I don’t understand the need to try so hard to make her a bad person (she insults a waitress for no good reason, she draws on a colleague’s white pants when she’s not looking etc) – what is the reason to make her so bad? And why try so hard to imply something so pointlessly? If you’re making someone an out-and-out dislikeable character, at least give it a reason or make them interesting (like in The White Tiger, for instance or Voldemort) There are instances where Ani spouts wisdom about “all women”. I can’t make out if that’s what the author thinks about “all women” or just the character she created, but, to whoever it may concern – please speak for yourself. There are also some parts where whole paragraphs get repeated from a previous instance. As if the author thought when the reader reaches the middle, he/she might forget the beginning, or when they reach the end, they’d forget the middle. So much unnecessary repetition. Or maybe that is what was happening to the author because in a few places the descriptions did not match anything that was said at the beginning – like everyone recognizes Ani’s name cos of the high school incident, but later in the news reports, the reader is told her name was never mentioned. Funny thing is, Ani keeps remembering things and people (that bear little resemblance to the current context) and she would go on to describe them in detail, then she would give us reasons why she hates the person she is describing. Then said person would not make an appearance elsewhere in the story. That happens to scenarios as well – it is implied that Ani had weight issues because of which she is always on some kinda diet, but the whole body image angle isn’t explored in depth. She is buying a knife on the first page, I still don’t know why. The worst of it is, neither the story of rape nor the “secret” are given any true importance. They are serious issues dealt with so flippantly.

Overall, it felt like Jessica Knoll had a bunch of stories she felt like writing and somehow she ended up connecting them all with no real purpose or context. What this book is, is an insult to rape survivors, homosexuals, women (subcategories: homemakers/stay-at-home-moms, career-driven, unmarried, thin, fat, waitresses, with-fiance-less-successful-than-protagonist), less-than-affluent people, those suffering from mental illnesses, those suffering from anorexia, in short, everyone. Ugh how wasteful.
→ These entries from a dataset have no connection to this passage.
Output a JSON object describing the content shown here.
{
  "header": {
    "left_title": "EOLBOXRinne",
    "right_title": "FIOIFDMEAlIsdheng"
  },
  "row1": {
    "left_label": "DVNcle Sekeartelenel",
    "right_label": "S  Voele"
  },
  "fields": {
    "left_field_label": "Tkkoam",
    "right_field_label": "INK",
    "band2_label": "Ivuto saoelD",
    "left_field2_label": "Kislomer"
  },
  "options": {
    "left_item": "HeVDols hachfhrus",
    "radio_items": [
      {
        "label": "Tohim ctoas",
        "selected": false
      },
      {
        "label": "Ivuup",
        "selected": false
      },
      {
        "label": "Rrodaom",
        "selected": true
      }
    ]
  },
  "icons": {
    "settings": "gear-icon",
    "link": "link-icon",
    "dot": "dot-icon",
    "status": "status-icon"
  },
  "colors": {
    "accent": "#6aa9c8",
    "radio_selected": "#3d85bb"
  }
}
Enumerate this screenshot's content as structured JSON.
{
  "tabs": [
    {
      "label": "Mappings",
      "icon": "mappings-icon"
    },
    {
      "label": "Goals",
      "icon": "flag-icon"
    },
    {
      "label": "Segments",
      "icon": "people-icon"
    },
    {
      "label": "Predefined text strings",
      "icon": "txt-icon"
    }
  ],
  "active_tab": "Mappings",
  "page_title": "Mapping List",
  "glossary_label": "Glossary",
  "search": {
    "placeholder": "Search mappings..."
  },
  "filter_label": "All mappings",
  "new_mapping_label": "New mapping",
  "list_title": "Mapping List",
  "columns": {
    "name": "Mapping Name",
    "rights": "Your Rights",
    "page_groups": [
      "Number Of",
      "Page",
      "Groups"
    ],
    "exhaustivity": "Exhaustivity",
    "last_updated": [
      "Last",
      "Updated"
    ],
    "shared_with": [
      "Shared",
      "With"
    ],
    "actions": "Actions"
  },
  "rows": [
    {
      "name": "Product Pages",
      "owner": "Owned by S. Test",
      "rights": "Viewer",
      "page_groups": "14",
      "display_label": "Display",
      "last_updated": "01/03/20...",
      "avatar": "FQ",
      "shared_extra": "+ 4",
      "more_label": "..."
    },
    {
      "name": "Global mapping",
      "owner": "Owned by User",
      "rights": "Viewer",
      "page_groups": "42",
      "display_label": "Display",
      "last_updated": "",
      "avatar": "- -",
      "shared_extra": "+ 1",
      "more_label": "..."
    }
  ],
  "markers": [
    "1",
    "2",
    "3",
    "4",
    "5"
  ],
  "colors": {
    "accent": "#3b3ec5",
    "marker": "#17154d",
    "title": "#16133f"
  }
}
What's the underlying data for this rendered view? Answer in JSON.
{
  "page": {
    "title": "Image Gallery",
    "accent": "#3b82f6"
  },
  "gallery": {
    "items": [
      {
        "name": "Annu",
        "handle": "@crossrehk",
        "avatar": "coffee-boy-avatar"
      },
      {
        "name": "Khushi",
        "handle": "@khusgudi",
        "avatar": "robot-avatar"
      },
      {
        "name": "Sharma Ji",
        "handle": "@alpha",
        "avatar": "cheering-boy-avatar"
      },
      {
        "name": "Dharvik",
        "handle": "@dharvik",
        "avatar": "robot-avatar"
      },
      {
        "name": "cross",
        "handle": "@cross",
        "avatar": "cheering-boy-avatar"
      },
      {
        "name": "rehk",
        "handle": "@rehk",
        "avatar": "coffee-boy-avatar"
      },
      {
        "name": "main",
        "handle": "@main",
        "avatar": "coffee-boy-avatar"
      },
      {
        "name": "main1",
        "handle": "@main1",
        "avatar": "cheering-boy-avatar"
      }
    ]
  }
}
So needless.

 

PS: I heard there is a movie coming out? I don’t know for sure. Am I the only one that gets pissed when such terrible books are made into movies?